Dog Trainers train dogs to perform specific physical actions, movements or tasks.
These are known as ‘behaviours’ now and were called ‘commands’ back in the day. Command also used to be the word used to a dog perform certain tasks. These days we call them ‘verbal cues’ and we associate them with behaviours that we’ve taught your dog. This gives you a means of communicating with your dog so that they can use their behaviours in daily situations. Things like go to their bed while you make dinner, sit and stay while you answer the front door, settle at your feet while you enjoy a coffee outside a cafe. A dog trainer will also give you some control and management techniques so you are able to change things in your environment so you and your dog can live harmoniously and happily together. Your trainer will also explain to you how dogs learn and the most effective and efficient methods to teach your dog.
Dog trainers also work in specific dog sports or activities with dogs bred for their particular activity. These types of trainers often offer a board and train service where they take your dog and train them. Pet dog trainers, however, teach you how to teach your dog and offer you support on your journey.
Canine behaviourists or behaviour consultants come from a formal educational background and should be formally qualified in order to call themselves a behaviourist. It might help to think of a dog trainer like a sports coach and a behaviourist more like a kind of pert psychologist.
Behaviourists work on adjusting and changing existing behaviours in your dog like aggression to other dogs or people and anxiety. Examples are things like dogs who bark excessively at people who come into your house or dogs that are destructive when they are left alone for a period of time.

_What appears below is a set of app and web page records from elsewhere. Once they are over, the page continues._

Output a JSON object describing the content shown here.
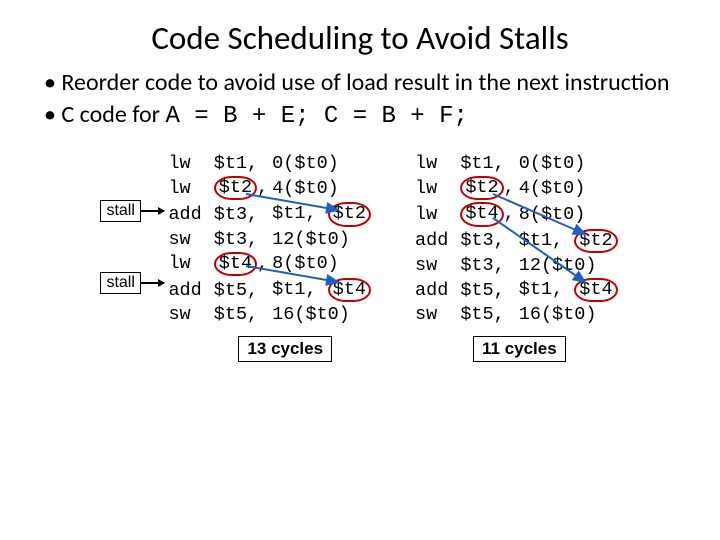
{
  "title": "Code Scheduling to Avoid Stalls",
  "bullets": {
    "b1": "Reorder code to avoid use of load result in the next instruction",
    "b2_prefix": "C code for ",
    "b2_code": "A = B + E; C = B + F;"
  },
  "stall_label": "stall",
  "left": {
    "rows": [
      {
        "op": "lw",
        "a": "$t1,",
        "b": "0($t0)",
        "ring_a": false,
        "ring_b": false
      },
      {
        "op": "lw",
        "a": "$t2,",
        "b": "4($t0)",
        "ring_a": true,
        "ring_b": false
      },
      {
        "op": "add",
        "a": "$t3,",
        "b": "$t1, $t2",
        "ring_a": false,
        "ring_b": true
      },
      {
        "op": "sw",
        "a": "$t3,",
        "b": "12($t0)",
        "ring_a": false,
        "ring_b": false
      },
      {
        "op": "lw",
        "a": "$t4,",
        "b": "8($t0)",
        "ring_a": true,
        "ring_b": false
      },
      {
        "op": "add",
        "a": "$t5,",
        "b": "$t1, $t4",
        "ring_a": false,
        "ring_b": true
      },
      {
        "op": "sw",
        "a": "$t5,",
        "b": "16($t0)",
        "ring_a": false,
        "ring_b": false
      }
    ],
    "cycles": "13 cycles"
  },
  "right": {
    "rows": [
      {
        "op": "lw",
        "a": "$t1,",
        "b": "0($t0)",
        "ring_a": false,
        "ring_b": false
      },
      {
        "op": "lw",
        "a": "$t2,",
        "b": "4($t0)",
        "ring_a": true,
        "ring_b": false
      },
      {
        "op": "lw",
        "a": "$t4,",
        "b": "8($t0)",
        "ring_a": true,
        "ring_b": false
      },
      {
        "op": "add",
        "a": "$t3,",
        "b": "$t1, $t2",
        "ring_a": false,
        "ring_b": true
      },
      {
        "op": "sw",
        "a": "$t3,",
        "b": "12($t0)",
        "ring_a": false,
        "ring_b": false
      },
      {
        "op": "add",
        "a": "$t5,",
        "b": "$t1, $t4",
        "ring_a": false,
        "ring_b": true
      },
      {
        "op": "sw",
        "a": "$t5,",
        "b": "16($t0)",
        "ring_a": false,
        "ring_b": false
      }
    ],
    "cycles": "11 cycles"
  }
}
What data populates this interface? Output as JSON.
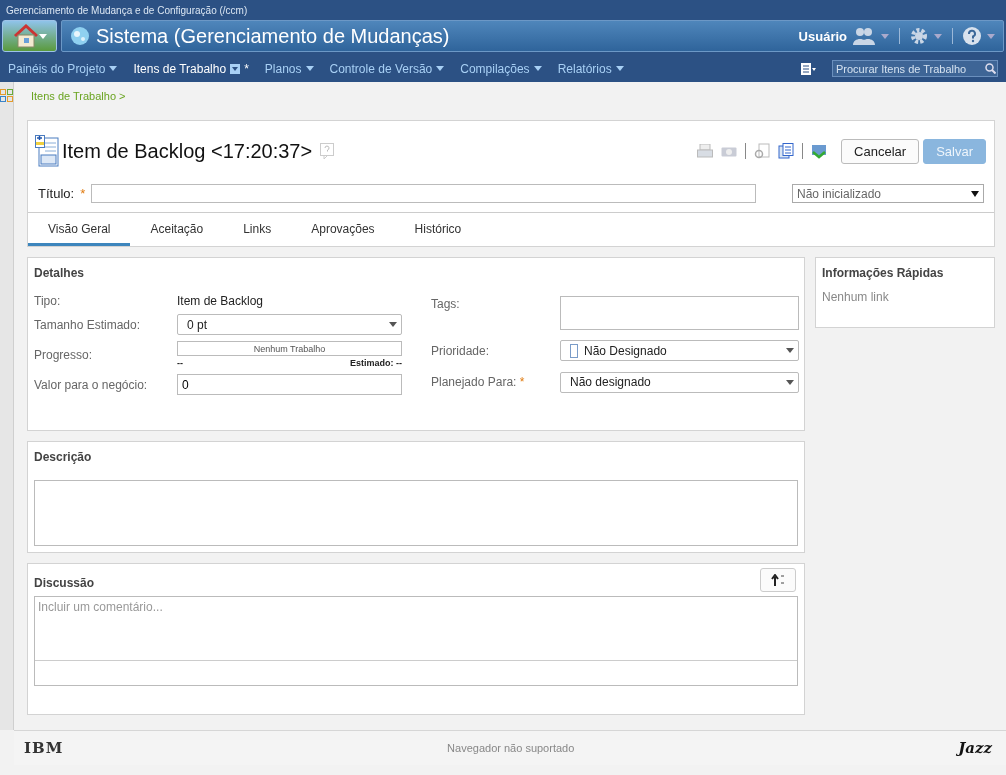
{
  "window": {
    "title": "Gerenciamento de Mudança e de Configuração (/ccm)"
  },
  "banner": {
    "title": "Sistema (Gerenciamento de Mudanças)",
    "user": "Usuário"
  },
  "nav": {
    "items": [
      {
        "label": "Painéis do Projeto",
        "selected": false
      },
      {
        "label": "Itens de Trabalho",
        "selected": true,
        "marker": "*"
      },
      {
        "label": "Planos",
        "selected": false
      },
      {
        "label": "Controle de Versão",
        "selected": false
      },
      {
        "label": "Compilações",
        "selected": false
      },
      {
        "label": "Relatórios",
        "selected": false
      }
    ],
    "search": {
      "placeholder": "Procurar Itens de Trabalho"
    }
  },
  "breadcrumb": "Itens de Trabalho >",
  "work_item": {
    "title": "Item de Backlog <17:20:37>",
    "title_label": "Título:",
    "required_mark": "*",
    "state": "Não inicializado",
    "buttons": [
      {
        "label": "Cancelar",
        "disabled": false
      },
      {
        "label": "Salvar",
        "disabled": true
      }
    ]
  },
  "tabs": [
    {
      "label": "Visão Geral",
      "selected": true
    },
    {
      "label": "Aceitação",
      "selected": false
    },
    {
      "label": "Links",
      "selected": false
    },
    {
      "label": "Aprovações",
      "selected": false
    },
    {
      "label": "Histórico",
      "selected": false
    }
  ],
  "details": {
    "heading": "Detalhes",
    "left": [
      {
        "kind": "text",
        "label": "Tipo:",
        "value": "Item de Backlog"
      },
      {
        "kind": "select",
        "label": "Tamanho Estimado:",
        "value": "0 pt"
      },
      {
        "kind": "progress",
        "label": "Progresso:",
        "bar_text": "Nenhum Trabalho",
        "left_note": "--",
        "right_note": "Estimado: --"
      },
      {
        "kind": "input",
        "label": "Valor para o negócio:",
        "value": "0"
      }
    ],
    "right": [
      {
        "kind": "textarea",
        "label": "Tags:"
      },
      {
        "kind": "priority",
        "label": "Prioridade:",
        "value": "Não Designado"
      },
      {
        "kind": "select",
        "label": "Planejado Para:",
        "value": "Não designado",
        "required_mark": "*"
      }
    ]
  },
  "quick_info": {
    "heading": "Informações Rápidas",
    "text": "Nenhum link"
  },
  "description": {
    "heading": "Descrição"
  },
  "discussion": {
    "heading": "Discussão",
    "placeholder": "Incluir um comentário..."
  },
  "footer": {
    "logo_left": "IBM",
    "message": "Navegador não suportado",
    "logo_right": "Jazz"
  }
}
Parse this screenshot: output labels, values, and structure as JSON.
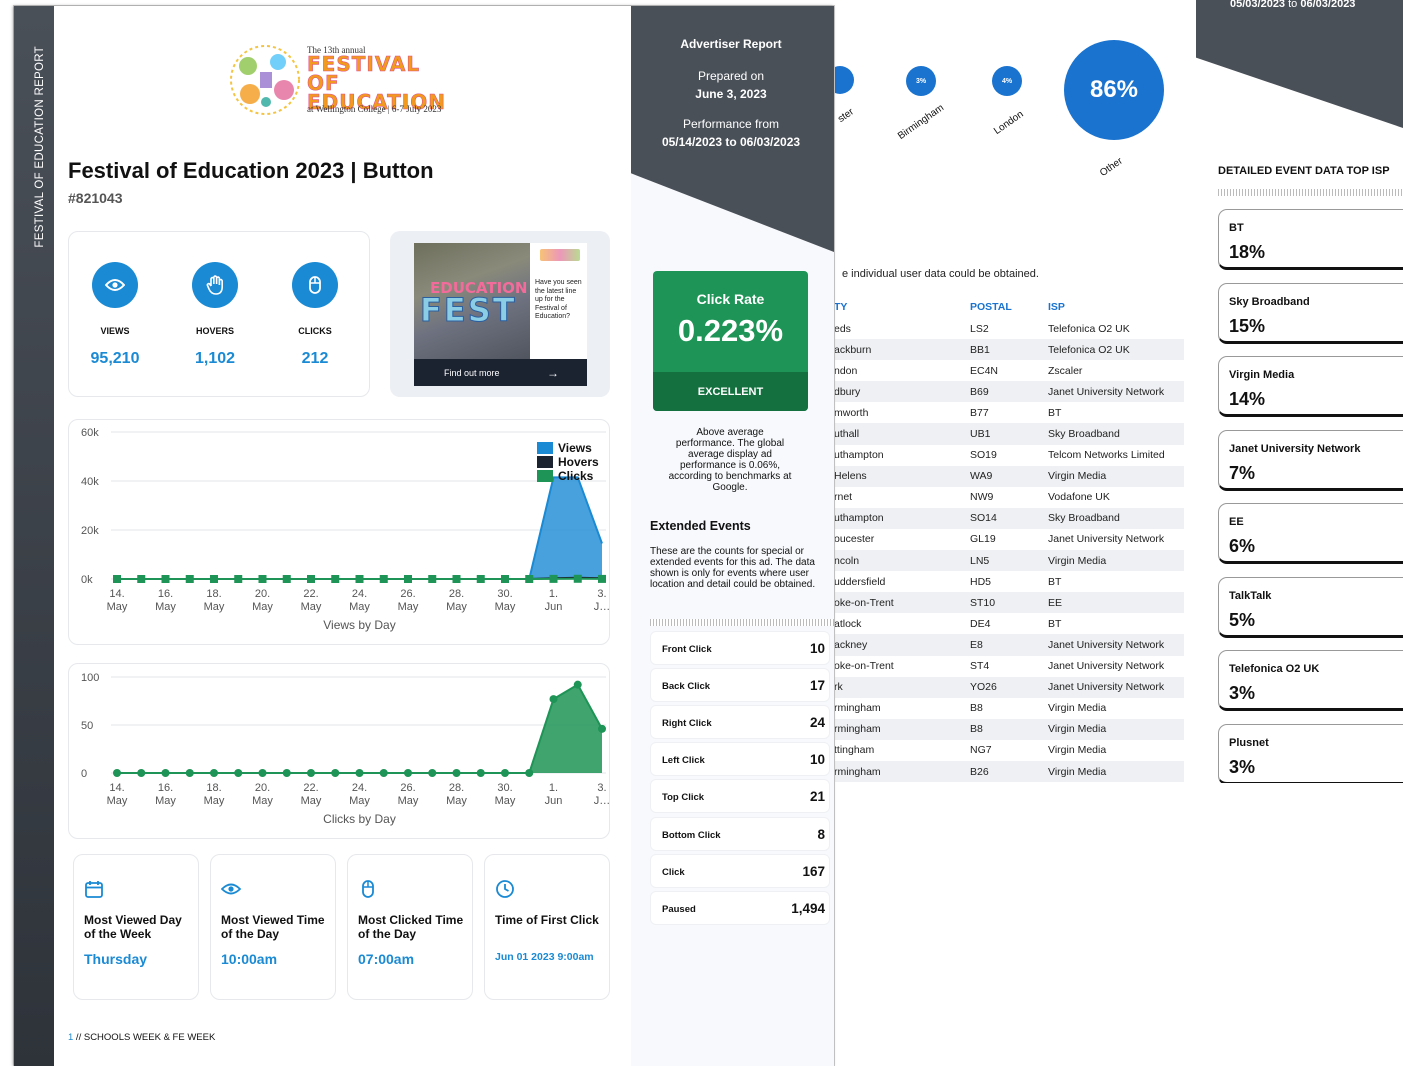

They can recognise and understand that your dog’s behaviour is abnormal. They will teach you how to understand and work with your dog to change the way they feel about certain things and as a result, how they act. A good behaviourist will be an expert in canine body language as well as normal and abnormal behaviours for various breeds.
They will also support you and advise you on how to best proceed with your dog. They will have training knowledge but are more focussed on how your dog feels rather than what is does.
A third category is that of the Vet Behaviourist. A qualified medical veterinarian with additional behaviour qualifications. They are able to prescribe medicine to help your dog whilst often working in conjunction with a behaviourist.
Before you engage the services of any canine professional it’s important to understand that any sudden changes in your dog’s behaviour may be caused by a physical issue. If your dog has a sudden change in behaviour take them immediately for a vet check. This will rule out any underlying pain and could be a treatable condition. Once medical issues have been ruled out, seek the help of a trainer or behaviourist.
For more information and dog training and behaviour and to find out which type of professional is best for you, book a free 30-minute consultation with us today.